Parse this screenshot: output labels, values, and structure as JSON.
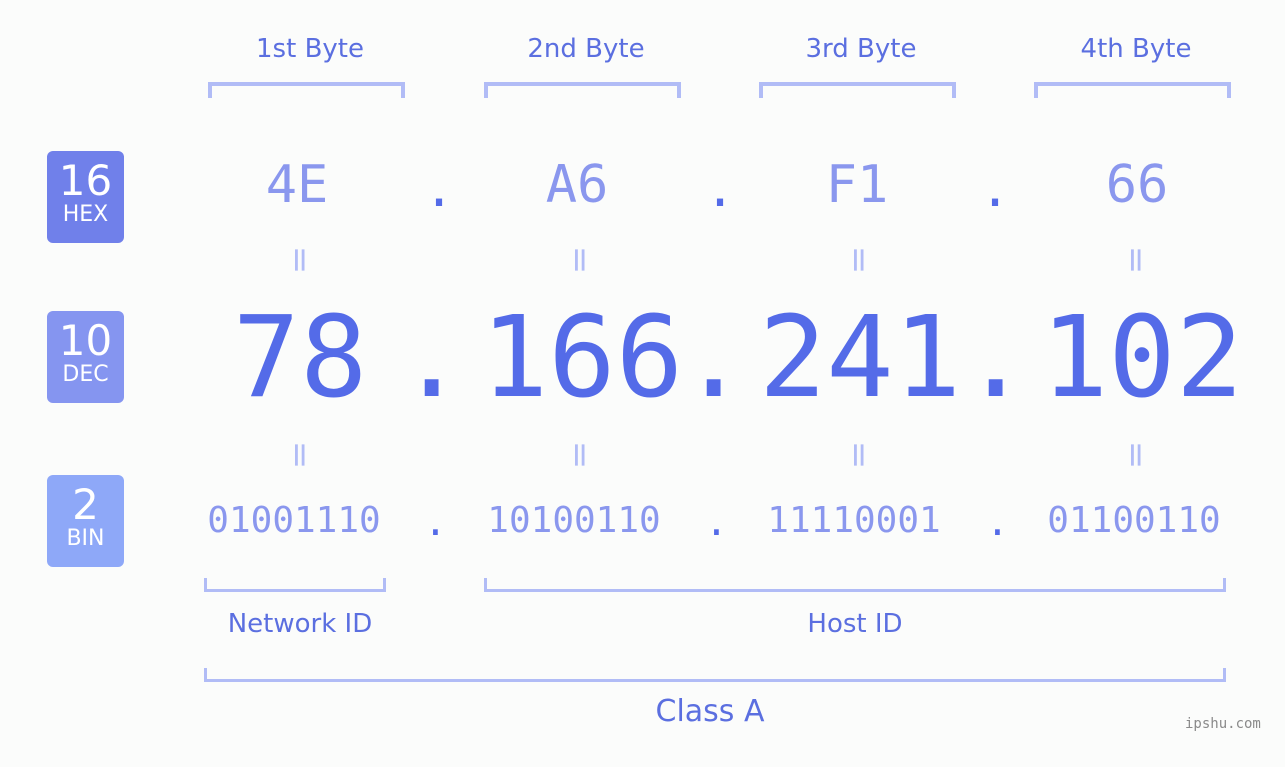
{
  "badges": [
    {
      "num": "16",
      "label": "HEX",
      "color": "#7080ea"
    },
    {
      "num": "10",
      "label": "DEC",
      "color": "#8595f0"
    },
    {
      "num": "2",
      "label": "BIN",
      "color": "#8ea8f8"
    }
  ],
  "bytes": [
    {
      "header": "1st Byte",
      "hex": "4E",
      "dec": "78",
      "bin": "01001110"
    },
    {
      "header": "2nd Byte",
      "hex": "A6",
      "dec": "166",
      "bin": "10100110"
    },
    {
      "header": "3rd Byte",
      "hex": "F1",
      "dec": "241",
      "bin": "11110001"
    },
    {
      "header": "4th Byte",
      "hex": "66",
      "dec": "102",
      "bin": "01100110"
    }
  ],
  "separator": ".",
  "equals": "=",
  "labels": {
    "network_id": "Network ID",
    "host_id": "Host ID",
    "class": "Class A"
  },
  "watermark": "ipshu.com",
  "colors": {
    "accent": "#546be8",
    "light": "#8a97ee",
    "bracket": "#b1bcf6"
  }
}
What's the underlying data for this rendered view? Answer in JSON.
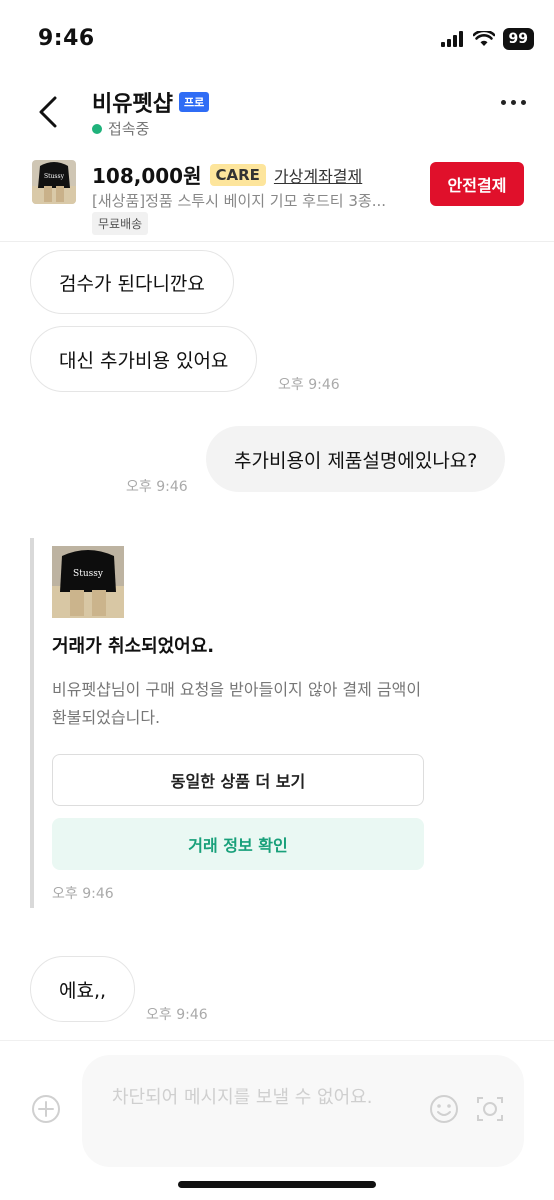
{
  "status_bar": {
    "time": "9:46",
    "battery": "99"
  },
  "header": {
    "shop_name": "비유펫샵",
    "badge": "프로",
    "presence": "접속중"
  },
  "product": {
    "price": "108,000원",
    "care_badge": "CARE",
    "pay_method": "가상계좌결제",
    "title": "[새상품]정품 스투시 베이지 기모 후드티 3종...",
    "shipping": "무료배송",
    "pay_button": "안전결제"
  },
  "messages": [
    {
      "text": "검수가 된다니깐요"
    },
    {
      "text": "대신 추가비용 있어요",
      "time": "오후 9:46"
    },
    {
      "text": "추가비용이 제품설명에있나요?",
      "time": "오후 9:46"
    }
  ],
  "system_card": {
    "title": "거래가 취소되었어요.",
    "description": "비유펫샵님이 구매 요청을 받아들이지 않아 결제 금액이 환불되었습니다.",
    "button_more": "동일한 상품 더 보기",
    "button_info": "거래 정보 확인",
    "time": "오후 9:46"
  },
  "last_message": {
    "text": "에효,,",
    "time": "오후 9:46"
  },
  "input": {
    "placeholder": "차단되어 메시지를 보낼 수 없어요."
  }
}
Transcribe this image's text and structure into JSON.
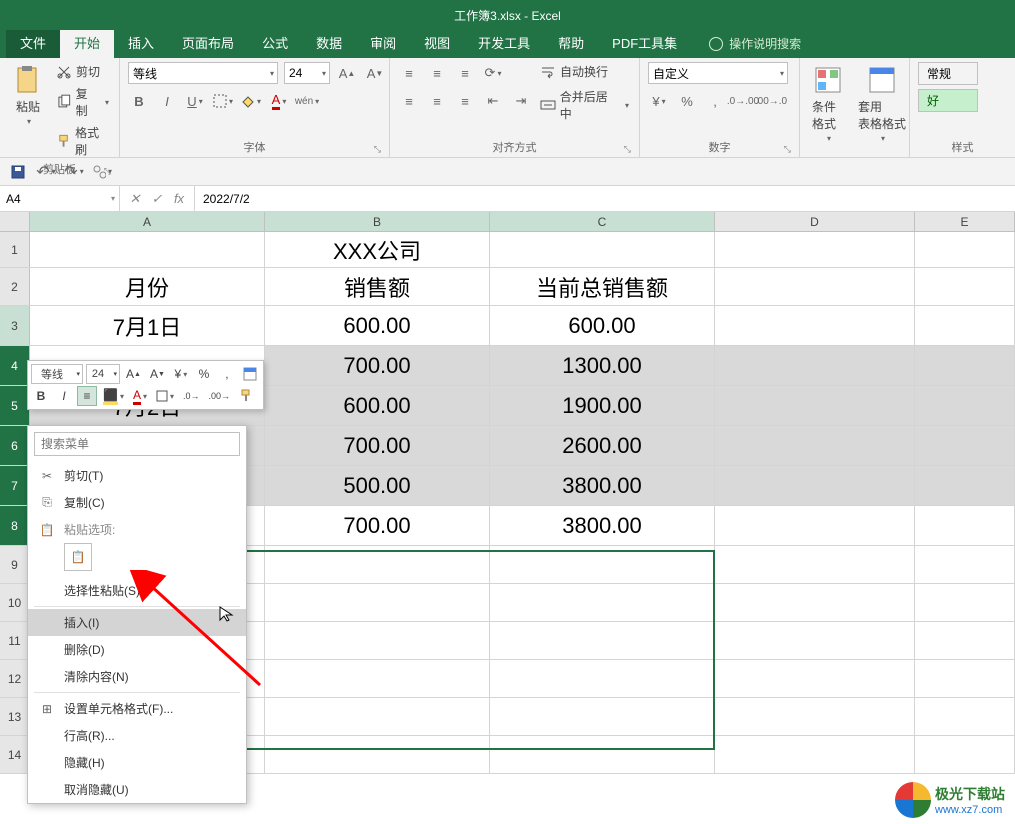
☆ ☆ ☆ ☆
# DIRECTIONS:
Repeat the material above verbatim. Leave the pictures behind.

# ANSWER AREA:
Parse this screenshot: output labels, values, and structure as JSON.
{
  "badges": [
    {
      "num": "16",
      "label": "HEX",
      "color": "#7080ea"
    },
    {
      "num": "10",
      "label": "DEC",
      "color": "#8595f0"
    },
    {
      "num": "2",
      "label": "BIN",
      "color": "#8ea8f8"
    }
  ],
  "bytes": [
    {
      "header": "1st Byte",
      "hex": "4E",
      "dec": "78",
      "bin": "01001110"
    },
    {
      "header": "2nd Byte",
      "hex": "A6",
      "dec": "166",
      "bin": "10100110"
    },
    {
      "header": "3rd Byte",
      "hex": "F1",
      "dec": "241",
      "bin": "11110001"
    },
    {
      "header": "4th Byte",
      "hex": "66",
      "dec": "102",
      "bin": "01100110"
    }
  ],
  "separator": ".",
  "equals": "=",
  "labels": {
    "network_id": "Network ID",
    "host_id": "Host ID",
    "class": "Class A"
  },
  "watermark": "ipshu.com",
  "colors": {
    "accent": "#546be8",
    "light": "#8a97ee",
    "bracket": "#b1bcf6"
  }
}
What's the underlying data for this rendered view? Answer in JSON.
{
  "status_bar": {
    "time": "9:46",
    "battery": "99"
  },
  "header": {
    "shop_name": "비유펫샵",
    "badge": "프로",
    "presence": "접속중"
  },
  "product": {
    "price": "108,000원",
    "care_badge": "CARE",
    "pay_method": "가상계좌결제",
    "title": "[새상품]정품 스투시 베이지 기모 후드티 3종...",
    "shipping": "무료배송",
    "pay_button": "안전결제"
  },
  "messages": [
    {
      "text": "검수가 된다니깐요"
    },
    {
      "text": "대신 추가비용 있어요",
      "time": "오후 9:46"
    },
    {
      "text": "추가비용이 제품설명에있나요?",
      "time": "오후 9:46"
    }
  ],
  "system_card": {
    "title": "거래가 취소되었어요.",
    "description": "비유펫샵님이 구매 요청을 받아들이지 않아 결제 금액이 환불되었습니다.",
    "button_more": "동일한 상품 더 보기",
    "button_info": "거래 정보 확인",
    "time": "오후 9:46"
  },
  "last_message": {
    "text": "에효,,",
    "time": "오후 9:46"
  },
  "input": {
    "placeholder": "차단되어 메시지를 보낼 수 없어요."
  }
}
Transcribe this image's text and structure into JSON.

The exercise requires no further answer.